The movements are more than ample for all but fairly extreme applications. The technical back is very nice and easy to use. Just have to remember to lock it down tight after you set it. The controls are by and large placed quite comfortably. Movements on the front are quite conveniently located and need only the two hands I have to offer (forward tilt on my Super Graphic always annoyed me slightly since I needed to hold down two clips, then tilt and focus and tighten lock nuts, needed quite a bit of manual dexterity or a third hand, preferably both). The controls, especially on the front, are a tad small and fussy, and makes operation with heavy gloves etc an exercise in patience and dexterity but this is something I'd pretty much resigned myself to with the smaller press/technical cameras.

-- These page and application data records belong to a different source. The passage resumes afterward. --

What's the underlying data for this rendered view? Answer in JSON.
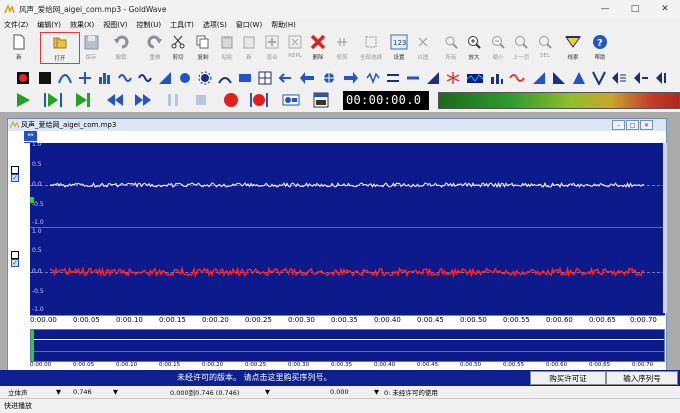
{
  "window": {
    "title": "风声_爱给网_aigei_com.mp3 - GoldWave",
    "controls": [
      "minimize-icon",
      "maximize-icon",
      "close-icon"
    ]
  },
  "menu": [
    "文件(Z)",
    "编辑(Y)",
    "效果(X)",
    "视图(V)",
    "控制(U)",
    "工具(T)",
    "选项(S)",
    "窗口(W)",
    "帮助(H)"
  ],
  "toolbar": {
    "new": "新",
    "open": "打开",
    "save": "保存",
    "undo": "撤销",
    "redo": "重做",
    "cut": "剪切",
    "copy": "复制",
    "paste": "粘贴",
    "new_paste": "新",
    "mix": "混合",
    "replace": "REPL",
    "delete": "删除",
    "trim": "修剪",
    "select_all": "全部选择",
    "settings": "设置",
    "fit": "以图",
    "all": "所有",
    "zoom_in": "放大",
    "zoom_out": "缩小",
    "prev": "上一页",
    "sel": "SEL",
    "cue": "线索",
    "help": "帮助"
  },
  "transport": {
    "time": "00:00:00.0"
  },
  "document": {
    "title": "风声_爱给网_aigei_com.mp3",
    "top_channel_ticks": [
      "1.0",
      "0.5",
      "0.0",
      "-0.5",
      "-1.0"
    ],
    "bottom_channel_ticks": [
      "1.0",
      "0.5",
      "0.0",
      "-0.5",
      "-1.0"
    ],
    "ruler": [
      "0:00.00",
      "0:00.05",
      "0:00.10",
      "0:00.15",
      "0:00.20",
      "0:00.25",
      "0:00.30",
      "0:00.35",
      "0:00.40",
      "0:00.45",
      "0:00.50",
      "0:00.55",
      "0:00.60",
      "0:00.65",
      "0:00.70"
    ],
    "ruler_small": [
      "0:00.00",
      "0:00.05",
      "0:00.10",
      "0:00.15",
      "0:00.20",
      "0:00.25",
      "0:00.30",
      "0:00.35",
      "0:00.40",
      "0:00.45",
      "0:00.50",
      "0:00.55",
      "0:00.60",
      "0:00.65",
      "0:00.70"
    ]
  },
  "notice": {
    "message": "未经许可的版本。 请点击这里购买序列号。",
    "buy_button": "购买许可证",
    "serial_button": "输入序列号"
  },
  "status": {
    "channel": "立体声",
    "length": "0.746",
    "selection": "0.000到0.746 (0.746)",
    "position": "0.000",
    "license": "0: 未经许可的使用"
  },
  "footer": "快进播放",
  "colors": {
    "wave_bg": "#0d1a8c",
    "left_wave": "#ffffff",
    "right_wave": "#ff2020",
    "notice_bar": "#0e1f8f"
  }
}
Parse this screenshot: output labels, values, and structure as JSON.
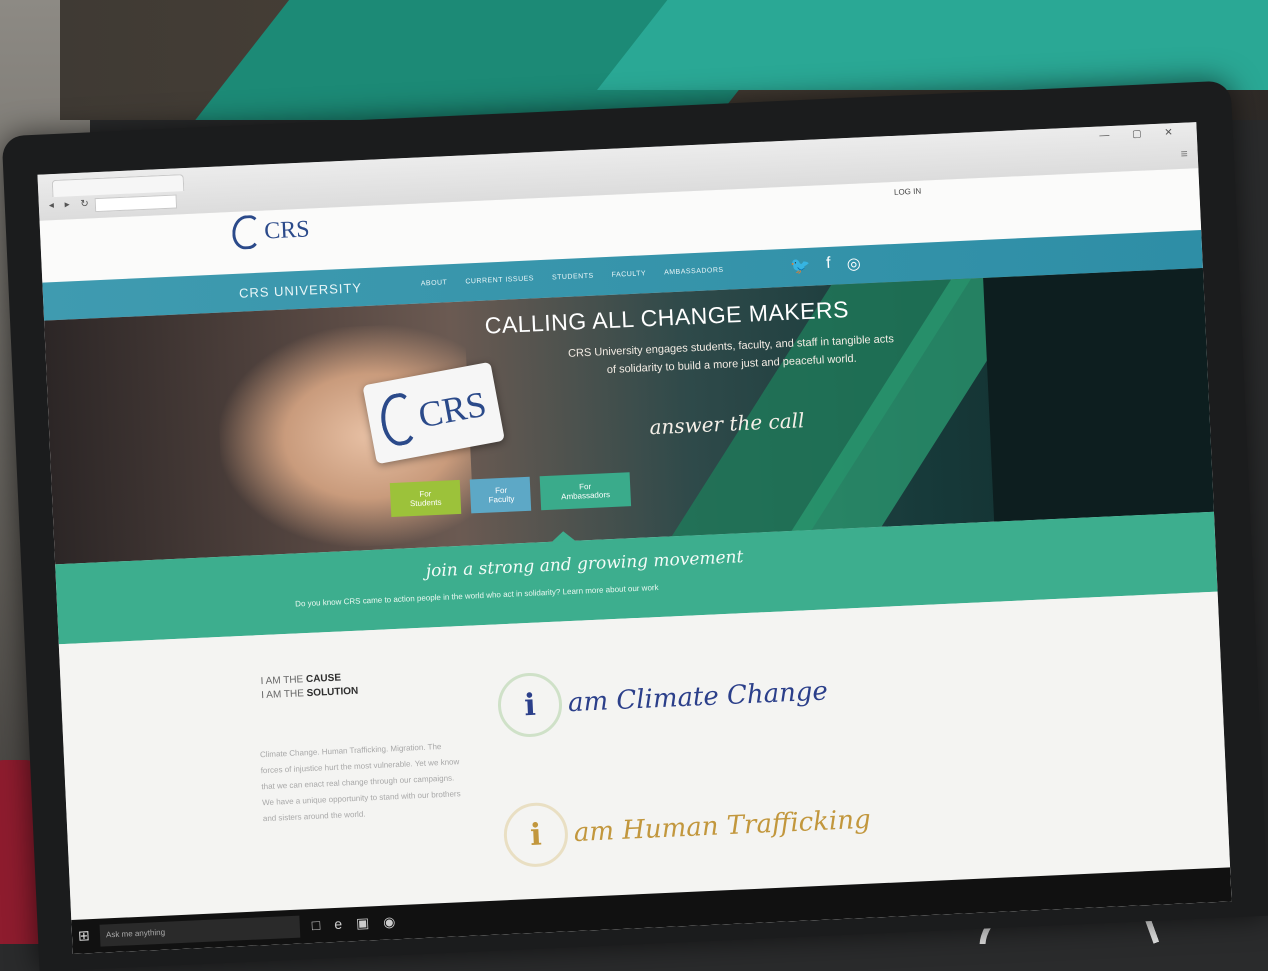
{
  "browser": {
    "nav_glyphs": "◂ ▸ ↻",
    "window_controls": "— ▢ ✕",
    "menu_glyph": "≡"
  },
  "site": {
    "logo_text": "CRS",
    "login_label": "LOG IN",
    "brand": "CRS UNIVERSITY",
    "menu_items": [
      "About",
      "Current Issues",
      "Students",
      "Faculty",
      "Ambassadors"
    ],
    "social_icons": [
      "twitter-icon",
      "facebook-icon",
      "instagram-icon"
    ],
    "social_glyphs": [
      "🐦",
      "f",
      "◎"
    ]
  },
  "hero": {
    "title": "CALLING ALL CHANGE MAKERS",
    "subtitle": "CRS University engages students, faculty, and staff in tangible acts of solidarity to build a more just and peaceful world.",
    "call": "answer the call",
    "card_logo": "CRS",
    "buttons": [
      "For Students",
      "For Faculty",
      "For Ambassadors"
    ]
  },
  "band": {
    "title": "join a strong and growing movement",
    "subtitle": "Do you know CRS came to action people in the world who act in solidarity? Learn more about our work"
  },
  "lower": {
    "cause_line1_prefix": "I AM THE ",
    "cause_line1_bold": "CAUSE",
    "cause_line2_prefix": "I AM THE ",
    "cause_line2_bold": "SOLUTION",
    "body": "Climate Change. Human Trafficking. Migration. The forces of injustice hurt the most vulnerable. Yet we know that we can enact real change through our campaigns. We have a unique opportunity to stand with our brothers and sisters around the world.",
    "campaigns": [
      {
        "initial": "i",
        "name": "am Climate Change",
        "color": "#2b3f8a"
      },
      {
        "initial": "i",
        "name": "am Human Trafficking",
        "color": "#c2973d"
      }
    ]
  },
  "taskbar": {
    "start_glyph": "⊞",
    "search_placeholder": "Ask me anything",
    "icons": [
      "□",
      "e",
      "▣",
      "◉"
    ]
  }
}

My camera came with a side mounted Kalart rangefinder of somewhat dubious ability. Didn't bother me since I've always been partial to the ground glass. If necessary, I suppose it could be removed to save some weight or fixed/replaced.
My only grouse in use is caused by the back. I like to check for vignetting by sighting through the corners, especially as I use the barn door style shades for filter holders. I prefer the removable back since that allows a quick check through the corners. Since the Meridian does not have a removable back or a graflok, the only way out is to use a corner-less ground glass. That means assessing the corners can be difficult.
My camera didn't have the brightest ground glass (probably very old and seen quite some use), although it was perfectly adequate. Changing the ground glass etc is extremely simple. I replaced the ground glass with a Toyo corner-less ground glass. It's definitely brighter and easier to focus but has a fairly pronounced hot spot. I tried a Beattie on it and the image was definitely brighter and without a bad hot spot but the Beattie does not have cut corners and I'm somewhat fanatical about checking for vignetting. There was no accompanying fresnel, so presumably a fresnel or a Bosscreen might make image assessment easier - they are available in corner-less versions.
A nice unintended feature is the hoop viewfinder. Unlike the Graphics, where it folds down behind the back, the Meridian's folds forward and lies flat on the top of the body. This serves as a nice little clip for my dark cloth. I open the hoop viewfinder, push a button-hole on the dark cloth (which I cut and sewed into the dark cloth) through it and then fold it down again. I use the second clip on the side of the ground glass frame to hold the dark cloth in. (No longer. I made a focusing hood out of thin brass sheets and decorative hinges and the clip does the job it was designed to do.)
The sighting viewfinder frame folds down onto the front of the lensboard and you need to remember to swing it open. Its mildly annoying, since it gets in the way - if you don't fold it open, your cable release can get a little tangled in it which reminds you to swing it up and out of the way. I personally think the Graphic design (where it slides into the front standard and doesn't interfere (and can be pulled out when needed) was slicker but it's a minor irritant. One nice thing about the viewinder is that it is adjustable and can be slid forward or back to adjust for individual idiosyncracies in sighting through it. I believe it can be removed as well.
The Meridian folds up into a compact box. You can even leave a lens on when you close it (as long as it's not a large chunk of glass - I've left a 210 plasmat convertible on it and closed the box). Even a lazy soul like me is less inclined to keep the bellows exposed to thorns, shrubs and the elements when it is so easy to put them away out of harms way. Schlepping it is easy since it packs away quite neatly. Setting it up is quick and easy - just a few seconds to get it set and leveled.
All in all, the Meridian is an extremely interestingly designed camera. Makes you wonder why you don't see more of them around. At just a little more than a Graphic, it provides a very interesting bridge between the Graphics and Linhofs. In my opinion, the nicest trade-off of design elements I have seen.